- **WHAT TO PRODUCE**: Line by line, give the data again exactly as it appears, but without pictures.

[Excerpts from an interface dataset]
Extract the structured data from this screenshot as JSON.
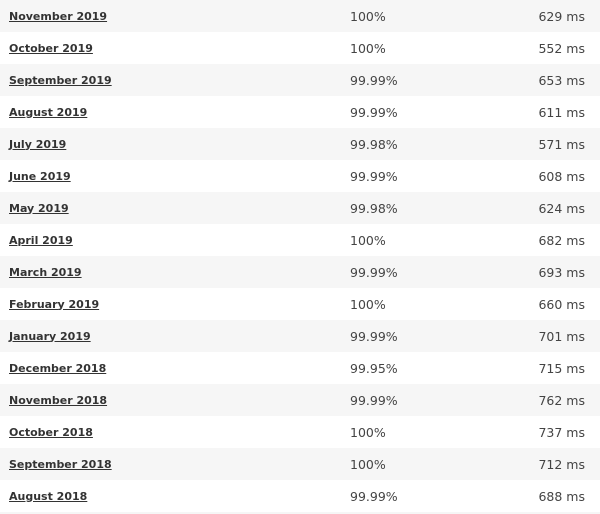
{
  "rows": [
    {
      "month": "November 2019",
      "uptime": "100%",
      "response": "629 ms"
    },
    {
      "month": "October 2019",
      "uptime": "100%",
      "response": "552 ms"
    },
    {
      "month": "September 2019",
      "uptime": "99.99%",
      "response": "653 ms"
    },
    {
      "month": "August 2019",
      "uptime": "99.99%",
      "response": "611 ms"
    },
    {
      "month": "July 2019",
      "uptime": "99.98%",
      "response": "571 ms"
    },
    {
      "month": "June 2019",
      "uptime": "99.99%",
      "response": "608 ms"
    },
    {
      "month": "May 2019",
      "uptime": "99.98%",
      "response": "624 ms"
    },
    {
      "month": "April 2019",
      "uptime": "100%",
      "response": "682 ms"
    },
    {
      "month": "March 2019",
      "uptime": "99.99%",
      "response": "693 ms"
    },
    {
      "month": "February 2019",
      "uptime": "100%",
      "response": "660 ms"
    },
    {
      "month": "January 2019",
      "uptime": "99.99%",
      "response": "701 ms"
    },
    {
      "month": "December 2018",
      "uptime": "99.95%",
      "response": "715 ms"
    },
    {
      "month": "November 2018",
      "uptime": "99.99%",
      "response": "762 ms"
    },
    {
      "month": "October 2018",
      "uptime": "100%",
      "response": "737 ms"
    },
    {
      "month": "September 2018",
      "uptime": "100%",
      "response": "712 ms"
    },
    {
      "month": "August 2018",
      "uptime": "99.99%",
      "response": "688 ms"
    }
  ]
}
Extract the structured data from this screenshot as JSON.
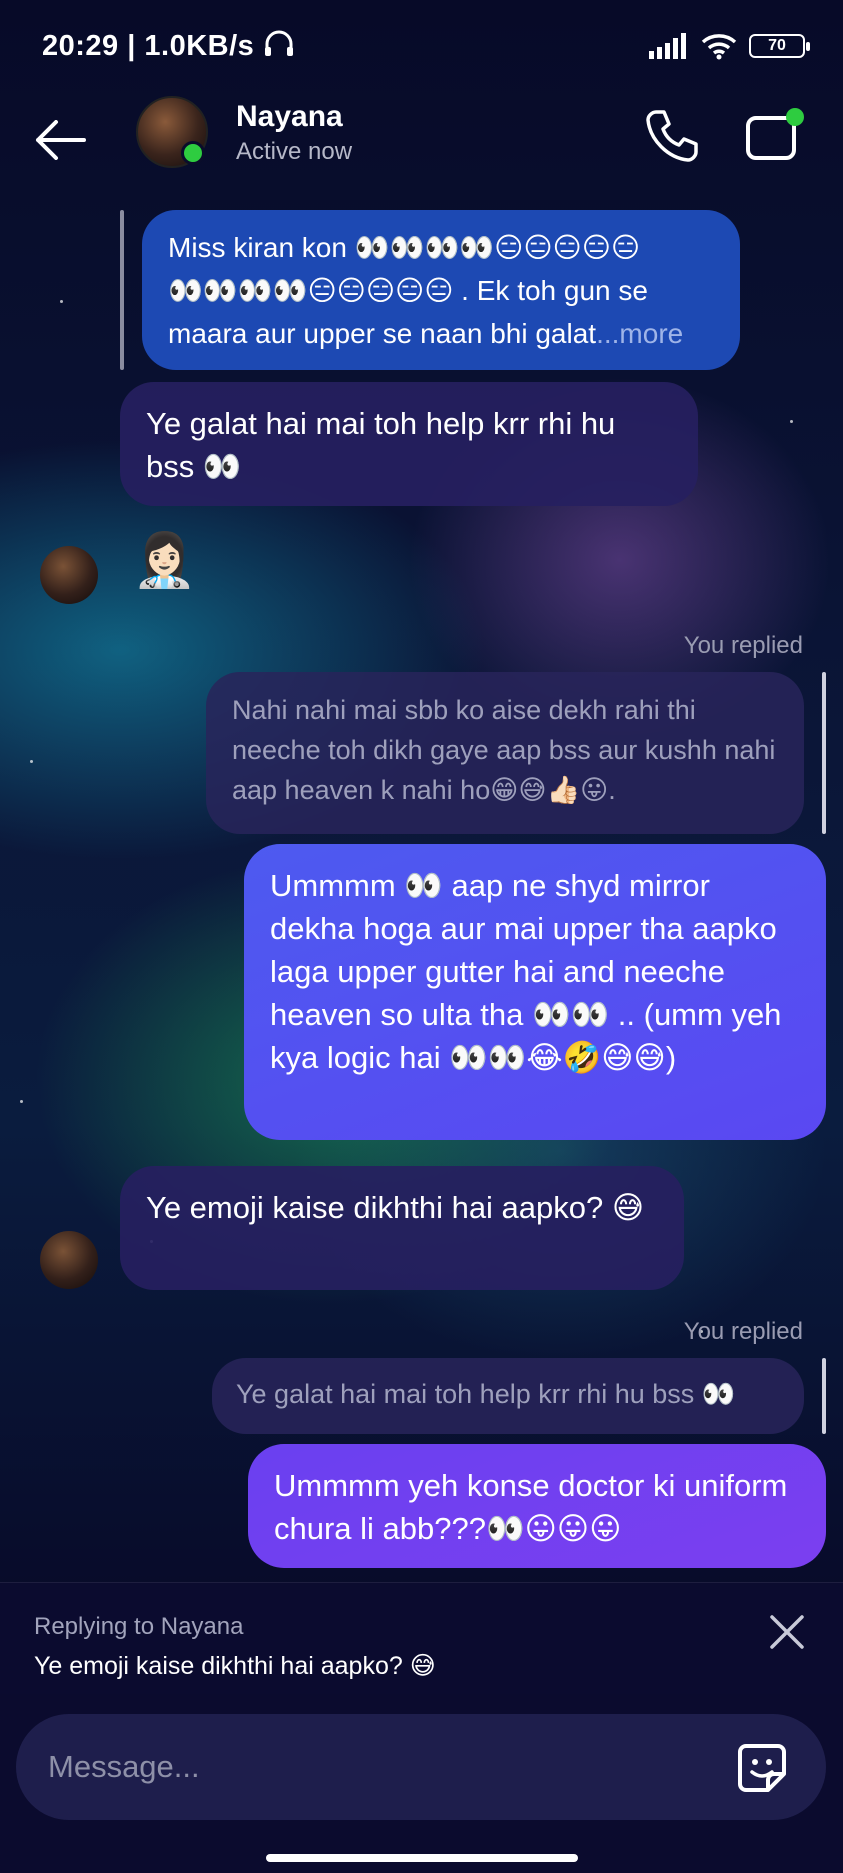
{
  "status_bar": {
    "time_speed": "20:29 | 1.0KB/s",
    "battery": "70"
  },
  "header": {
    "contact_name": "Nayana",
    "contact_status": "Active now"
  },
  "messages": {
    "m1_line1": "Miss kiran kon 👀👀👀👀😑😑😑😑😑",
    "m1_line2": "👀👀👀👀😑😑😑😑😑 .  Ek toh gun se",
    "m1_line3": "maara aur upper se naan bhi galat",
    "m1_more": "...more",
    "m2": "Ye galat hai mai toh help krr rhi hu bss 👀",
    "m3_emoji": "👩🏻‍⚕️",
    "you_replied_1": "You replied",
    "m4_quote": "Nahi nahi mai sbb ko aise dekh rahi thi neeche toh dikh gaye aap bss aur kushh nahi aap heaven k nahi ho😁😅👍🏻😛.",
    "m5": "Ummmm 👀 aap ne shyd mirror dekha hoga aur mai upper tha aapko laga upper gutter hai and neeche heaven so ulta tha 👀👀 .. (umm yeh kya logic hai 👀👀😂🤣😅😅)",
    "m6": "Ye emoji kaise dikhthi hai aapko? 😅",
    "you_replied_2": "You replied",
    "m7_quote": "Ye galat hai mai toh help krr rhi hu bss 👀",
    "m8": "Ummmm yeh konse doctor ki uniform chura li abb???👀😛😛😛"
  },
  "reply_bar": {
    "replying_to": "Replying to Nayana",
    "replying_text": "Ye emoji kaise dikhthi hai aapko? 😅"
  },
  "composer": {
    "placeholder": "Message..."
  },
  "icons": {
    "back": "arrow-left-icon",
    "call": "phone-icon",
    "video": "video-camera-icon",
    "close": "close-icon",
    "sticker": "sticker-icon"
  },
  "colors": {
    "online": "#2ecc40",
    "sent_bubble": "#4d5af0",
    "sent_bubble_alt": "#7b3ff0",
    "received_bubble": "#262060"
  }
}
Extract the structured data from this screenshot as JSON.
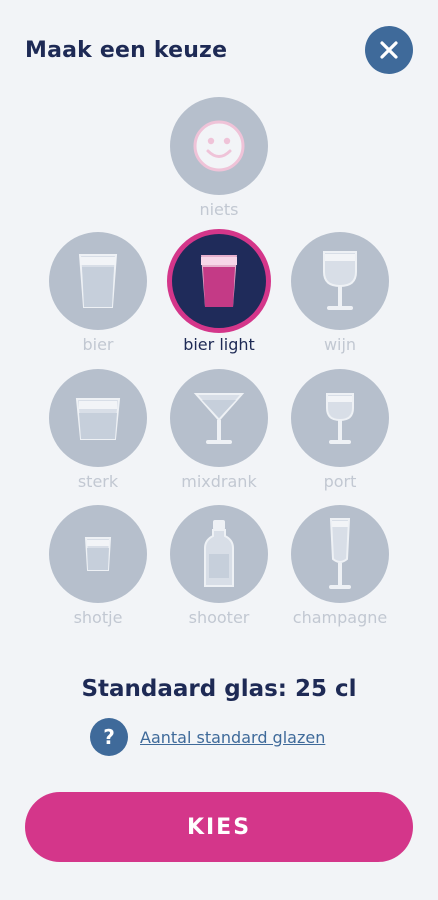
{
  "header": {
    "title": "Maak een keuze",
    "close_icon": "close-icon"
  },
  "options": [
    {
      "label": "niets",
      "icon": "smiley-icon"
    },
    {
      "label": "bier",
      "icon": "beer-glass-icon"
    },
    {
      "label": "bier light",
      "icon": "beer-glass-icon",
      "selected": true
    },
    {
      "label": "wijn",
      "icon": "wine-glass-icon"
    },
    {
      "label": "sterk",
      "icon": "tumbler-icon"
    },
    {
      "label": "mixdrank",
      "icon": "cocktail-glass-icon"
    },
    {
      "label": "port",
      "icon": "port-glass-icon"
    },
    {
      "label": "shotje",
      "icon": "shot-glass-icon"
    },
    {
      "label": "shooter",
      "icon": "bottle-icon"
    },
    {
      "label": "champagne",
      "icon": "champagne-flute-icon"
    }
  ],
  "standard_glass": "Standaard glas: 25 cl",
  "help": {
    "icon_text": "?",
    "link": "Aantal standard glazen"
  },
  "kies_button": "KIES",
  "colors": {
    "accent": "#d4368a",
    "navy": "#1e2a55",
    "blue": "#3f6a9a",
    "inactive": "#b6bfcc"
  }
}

- **PROBLEM SOLUTION**:
Extract the structured data from this screenshot as JSON.
{
  "rows": [
    {
      "month": "November 2019",
      "uptime": "100%",
      "response": "629 ms"
    },
    {
      "month": "October 2019",
      "uptime": "100%",
      "response": "552 ms"
    },
    {
      "month": "September 2019",
      "uptime": "99.99%",
      "response": "653 ms"
    },
    {
      "month": "August 2019",
      "uptime": "99.99%",
      "response": "611 ms"
    },
    {
      "month": "July 2019",
      "uptime": "99.98%",
      "response": "571 ms"
    },
    {
      "month": "June 2019",
      "uptime": "99.99%",
      "response": "608 ms"
    },
    {
      "month": "May 2019",
      "uptime": "99.98%",
      "response": "624 ms"
    },
    {
      "month": "April 2019",
      "uptime": "100%",
      "response": "682 ms"
    },
    {
      "month": "March 2019",
      "uptime": "99.99%",
      "response": "693 ms"
    },
    {
      "month": "February 2019",
      "uptime": "100%",
      "response": "660 ms"
    },
    {
      "month": "January 2019",
      "uptime": "99.99%",
      "response": "701 ms"
    },
    {
      "month": "December 2018",
      "uptime": "99.95%",
      "response": "715 ms"
    },
    {
      "month": "November 2018",
      "uptime": "99.99%",
      "response": "762 ms"
    },
    {
      "month": "October 2018",
      "uptime": "100%",
      "response": "737 ms"
    },
    {
      "month": "September 2018",
      "uptime": "100%",
      "response": "712 ms"
    },
    {
      "month": "August 2018",
      "uptime": "99.99%",
      "response": "688 ms"
    }
  ]
}
Extract the structured data from this screenshot as JSON.
{
  "status_bar": {
    "time_speed": "20:29 | 1.0KB/s",
    "battery": "70"
  },
  "header": {
    "contact_name": "Nayana",
    "contact_status": "Active now"
  },
  "messages": {
    "m1_line1": "Miss kiran kon 👀👀👀👀😑😑😑😑😑",
    "m1_line2": "👀👀👀👀😑😑😑😑😑 .  Ek toh gun se",
    "m1_line3": "maara aur upper se naan bhi galat",
    "m1_more": "...more",
    "m2": "Ye galat hai mai toh help krr rhi hu bss 👀",
    "m3_emoji": "👩🏻‍⚕️",
    "you_replied_1": "You replied",
    "m4_quote": "Nahi nahi mai sbb ko aise dekh rahi thi neeche toh dikh gaye aap bss aur kushh nahi aap heaven k nahi ho😁😅👍🏻😛.",
    "m5": "Ummmm 👀 aap ne shyd mirror dekha hoga aur mai upper tha aapko laga upper gutter hai and neeche heaven so ulta tha 👀👀 .. (umm yeh kya logic hai 👀👀😂🤣😅😅)",
    "m6": "Ye emoji kaise dikhthi hai aapko? 😅",
    "you_replied_2": "You replied",
    "m7_quote": "Ye galat hai mai toh help krr rhi hu bss 👀",
    "m8": "Ummmm yeh konse doctor ki uniform chura li abb???👀😛😛😛"
  },
  "reply_bar": {
    "replying_to": "Replying to Nayana",
    "replying_text": "Ye emoji kaise dikhthi hai aapko? 😅"
  },
  "composer": {
    "placeholder": "Message..."
  },
  "icons": {
    "back": "arrow-left-icon",
    "call": "phone-icon",
    "video": "video-camera-icon",
    "close": "close-icon",
    "sticker": "sticker-icon"
  },
  "colors": {
    "online": "#2ecc40",
    "sent_bubble": "#4d5af0",
    "sent_bubble_alt": "#7b3ff0",
    "received_bubble": "#262060"
  }
}
Extract the structured data from this screenshot as JSON.
{
  "header": {
    "title": "Maak een keuze",
    "close_icon": "close-icon"
  },
  "options": [
    {
      "label": "niets",
      "icon": "smiley-icon"
    },
    {
      "label": "bier",
      "icon": "beer-glass-icon"
    },
    {
      "label": "bier light",
      "icon": "beer-glass-icon",
      "selected": true
    },
    {
      "label": "wijn",
      "icon": "wine-glass-icon"
    },
    {
      "label": "sterk",
      "icon": "tumbler-icon"
    },
    {
      "label": "mixdrank",
      "icon": "cocktail-glass-icon"
    },
    {
      "label": "port",
      "icon": "port-glass-icon"
    },
    {
      "label": "shotje",
      "icon": "shot-glass-icon"
    },
    {
      "label": "shooter",
      "icon": "bottle-icon"
    },
    {
      "label": "champagne",
      "icon": "champagne-flute-icon"
    }
  ],
  "standard_glass": "Standaard glas: 25 cl",
  "help": {
    "icon_text": "?",
    "link": "Aantal standard glazen"
  },
  "kies_button": "KIES",
  "colors": {
    "accent": "#d4368a",
    "navy": "#1e2a55",
    "blue": "#3f6a9a",
    "inactive": "#b6bfcc"
  }
}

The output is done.